I saw It Bites playing Calling All The Heroes on Saturday Superstore and I loved that, but it’s like nothing else they do. Francis Dunnery is a fantastic guitar player and I love his solo stuff but I’ve picked The Tall Ships ’cos I’m a big John Mitchell fan and loved Kino. Calling them pop-prog does them a bit of a disservice, just because they’re accessible, like Frost*. [Keyboard player] John Beck is brilliant, though – I wish he still wore his top hat.
I found Knifeworld through Prog. There’s been many a happy hour on the toilet thanks to this mag. I heard Pissed Up On Brake Fluid on the cover CD and that was it. Kavus Torabi is such a strong character; I got Gong’s I See You because he’s in it. I could take or leave Gong ’til my mate played me it and it sounded like the Cardiacs. Strange instruments, weird guitar and a T.Rex feel. How does he do that?
When I’m on the road I stream a lot of stuff through Spotify. I heard Matt Stevens’ album through that, then I found The Fierce And The Dead’s Spooky Action. I love instrumental music and I bet they’re brilliant live. I tweeted I liked them and he tweeted me back – I was beside myself! I feel that musicians live in a really cool parallel universe – they don’t know about people like me. Being an actor, you can work with people you admire, but heroes are the ones who do things I can’t do – Tim Smith, Kavus Torabi, Steven Wilson, Steve Hackett. I love getting a response, and I realise that for some bands it must be a struggle to survive. If prog can just hang on for a few more years, the tide could turn and they’ll be reaping real rewards…”
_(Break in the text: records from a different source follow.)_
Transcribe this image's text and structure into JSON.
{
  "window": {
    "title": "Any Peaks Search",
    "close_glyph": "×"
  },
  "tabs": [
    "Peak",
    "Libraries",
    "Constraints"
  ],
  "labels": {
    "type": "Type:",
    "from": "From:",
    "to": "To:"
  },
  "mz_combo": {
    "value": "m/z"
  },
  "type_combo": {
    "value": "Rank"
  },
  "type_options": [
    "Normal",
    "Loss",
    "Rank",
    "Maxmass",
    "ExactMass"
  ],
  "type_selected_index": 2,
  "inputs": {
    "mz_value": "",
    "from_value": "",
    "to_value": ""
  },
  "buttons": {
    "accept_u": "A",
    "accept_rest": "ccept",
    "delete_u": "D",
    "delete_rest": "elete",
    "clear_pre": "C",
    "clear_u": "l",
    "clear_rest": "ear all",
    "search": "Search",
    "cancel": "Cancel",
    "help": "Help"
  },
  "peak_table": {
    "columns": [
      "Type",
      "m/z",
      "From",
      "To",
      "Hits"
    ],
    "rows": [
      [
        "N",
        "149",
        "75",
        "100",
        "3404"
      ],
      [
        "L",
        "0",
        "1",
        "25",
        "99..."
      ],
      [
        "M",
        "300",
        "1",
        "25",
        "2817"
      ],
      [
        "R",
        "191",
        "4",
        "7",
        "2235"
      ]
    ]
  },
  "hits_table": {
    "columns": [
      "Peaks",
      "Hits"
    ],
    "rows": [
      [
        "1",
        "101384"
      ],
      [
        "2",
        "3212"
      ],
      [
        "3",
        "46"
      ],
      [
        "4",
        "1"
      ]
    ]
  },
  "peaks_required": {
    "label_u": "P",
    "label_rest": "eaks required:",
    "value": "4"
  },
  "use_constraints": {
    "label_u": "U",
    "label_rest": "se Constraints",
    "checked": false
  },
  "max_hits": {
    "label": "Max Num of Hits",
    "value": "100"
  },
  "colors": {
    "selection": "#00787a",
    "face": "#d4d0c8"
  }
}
Mark Benton is currently on tour in Dirty Rotten Scoundrels (http://www.scoundrelsontour.com). Find him on Twitter @markbenton100.